Did you know?
When we picture an ideal garden, we tend to imagine all the activity going on above ground; flowers blooming, trees reaching for the skies, shrubs feeding hungry birds. Meanwhile, there is an entire ecosystem below ground making all of that possible.
Soil is the foundation of our gardens — it sustains our plants with nutrients and water, supports a web of fungi that improve plant health, and nurtures billions of critters that keep everything in check.
There are four main components to soil that keep it functioning:
Organic matter: Healthy soil is packed with life, from munching earthworms to burrowing rodents to tiny organisms you need specialized equipment to see. When any of this living matter dies it decays and breaks down into nutrients that feed our plants.
Water: Water carrying nutrients is taken up by plant roots and is vital for plant growth. Soil organisms also consume water and some even live in it.
Gas: Any space between soil particles that isn’t filled with water is filled with gas, such as nitrogen, carbon dioxide, and oxygen. All these gases help plants thrive.
Minerals: The most common minerals found in our soil are quartz and feldspar, but others are usually in the mix. Generally, soil minerals are divided into 3 broad categories based on the size of their particles:
- Sand: These particles are 2 – 0.05 millimeters in diameter creating a loose, quick-draining soil that can dry out easily and is often low in nutrients.
- Loam: These particles are 0.05 – 0.002 millimeters in diameter creating a fine, textured soil that drains well.
- Clay: These particles are very small, less than 0.002 millimeters in diameter, creating a slow draining, dense soil that is sticky when wet and hard when dry, but is often nutrient rich.
The way these four ingredients interact and are found in your soil can vary drastically from one part of your yard to the next. Your soil can even change the deeper into the ground it gets, creating layers with distinct characteristics.

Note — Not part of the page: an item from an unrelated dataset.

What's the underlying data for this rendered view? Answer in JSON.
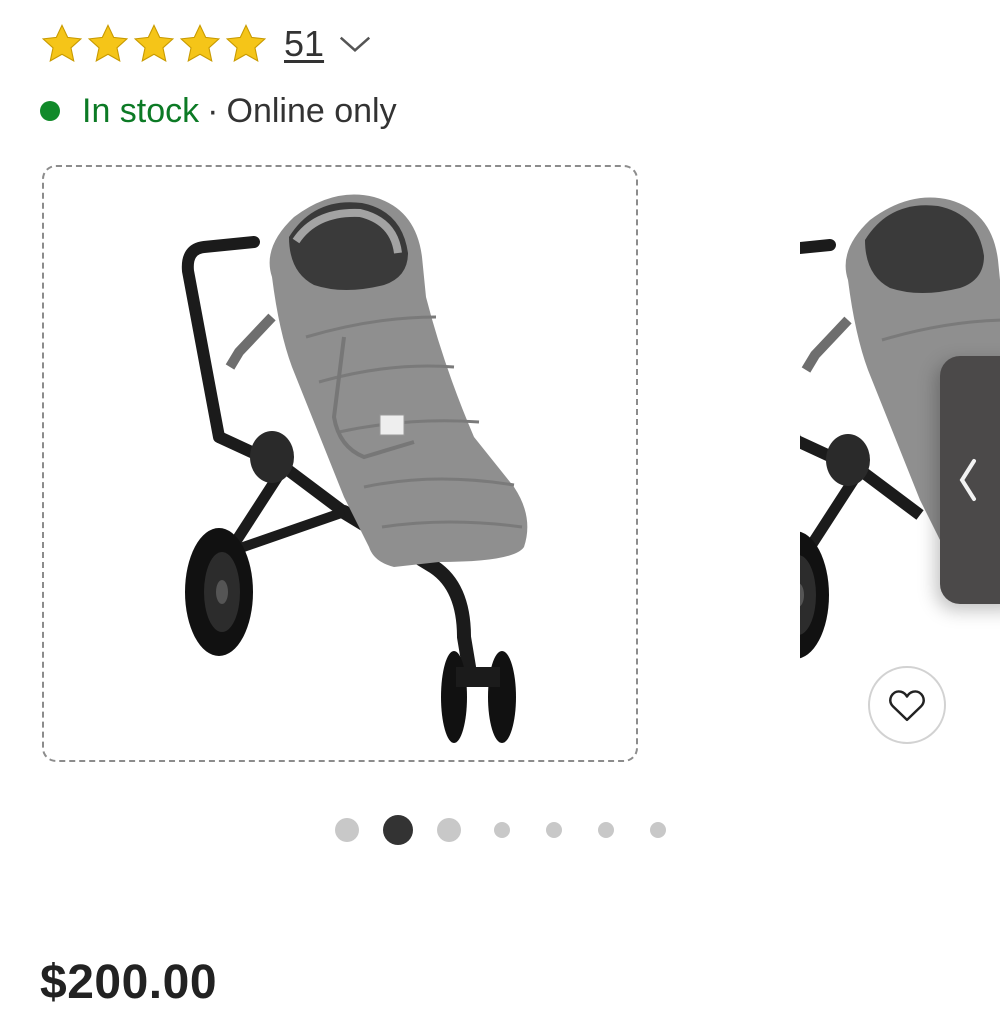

Different plants grow best in different types of soil, so it’s important to know what you’re working with. In any case, it’s always best to choose native plants that have evolved with our soil conditions.